December 6 is the National Day of Remembrance and Action on Violence Against Women, in honour of 14 young women who were murdered at Polytechnique Montréal (December 6, 1989). This day occurs amid the 16 Days of Activism Against Gender-Based Violence, November 25 to December 10, an annual campaign that is used as a rallying cry around the world to call for the prevention and elimination of violence against women, girls, and 2SLGBTQI+ individuals.

“These days of activism are a call to action to take a stand against gender-based violence by addressing the beliefs and behaviours that perpetuate violence,” said Wilson. "Reflecting on the meaning of the National Day of Remembrance and Action on Violence Against Women, it's about remembering those who have experienced gender-based violence and those we have lost to it. Also honouring the nearly 100 Sexual Assault Nurse Examiners, five community-based SANE service providers, and all who work tirelessly in this work across Nova Scotia each and every day – thank you for your incredible work and commitment in addressing this issue and supporting those who experience gender-based violence."

“It’s important to have conversations about gender-based violence and promote services like those available through the SANE program so that the public is aware of the supports available to them,” added Webb. “Conversations on gender-based violence are also an opportunity to address upstream concerns, like consent and safety, so that hopefully one day there are fewer instances of gender-based violence in our communities.”

Webb and Wilson continue to be inspired by the strength and resilience of the survivors they meet.

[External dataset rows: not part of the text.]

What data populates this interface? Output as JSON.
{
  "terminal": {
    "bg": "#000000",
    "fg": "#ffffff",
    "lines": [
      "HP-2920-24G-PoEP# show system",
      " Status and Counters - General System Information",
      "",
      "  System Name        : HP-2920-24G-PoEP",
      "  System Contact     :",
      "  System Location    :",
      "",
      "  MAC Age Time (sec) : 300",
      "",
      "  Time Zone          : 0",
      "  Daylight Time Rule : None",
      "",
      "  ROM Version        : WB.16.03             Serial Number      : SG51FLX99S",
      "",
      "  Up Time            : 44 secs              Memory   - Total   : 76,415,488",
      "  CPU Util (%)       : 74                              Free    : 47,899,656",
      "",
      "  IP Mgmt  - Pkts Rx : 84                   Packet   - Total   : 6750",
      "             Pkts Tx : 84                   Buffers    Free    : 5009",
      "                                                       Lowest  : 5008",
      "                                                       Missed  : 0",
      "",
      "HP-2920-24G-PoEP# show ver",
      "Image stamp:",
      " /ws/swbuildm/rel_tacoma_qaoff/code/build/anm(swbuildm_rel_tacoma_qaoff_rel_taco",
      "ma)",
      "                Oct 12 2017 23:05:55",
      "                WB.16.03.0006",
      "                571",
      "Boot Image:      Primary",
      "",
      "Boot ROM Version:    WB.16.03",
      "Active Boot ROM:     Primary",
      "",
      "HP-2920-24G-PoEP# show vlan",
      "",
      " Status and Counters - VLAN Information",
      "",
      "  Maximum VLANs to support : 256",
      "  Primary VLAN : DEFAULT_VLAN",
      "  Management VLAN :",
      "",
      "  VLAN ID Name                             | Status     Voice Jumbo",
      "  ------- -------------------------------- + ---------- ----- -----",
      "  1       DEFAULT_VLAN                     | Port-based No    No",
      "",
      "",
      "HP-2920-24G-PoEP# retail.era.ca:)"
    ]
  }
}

It takes strength and bravery to come forward and seek support, so Webb and Wilson feel privileged to be there for people in these moments of vulnerability. They continue pushing the needle forward in their work to find new ways to be there for those who need them.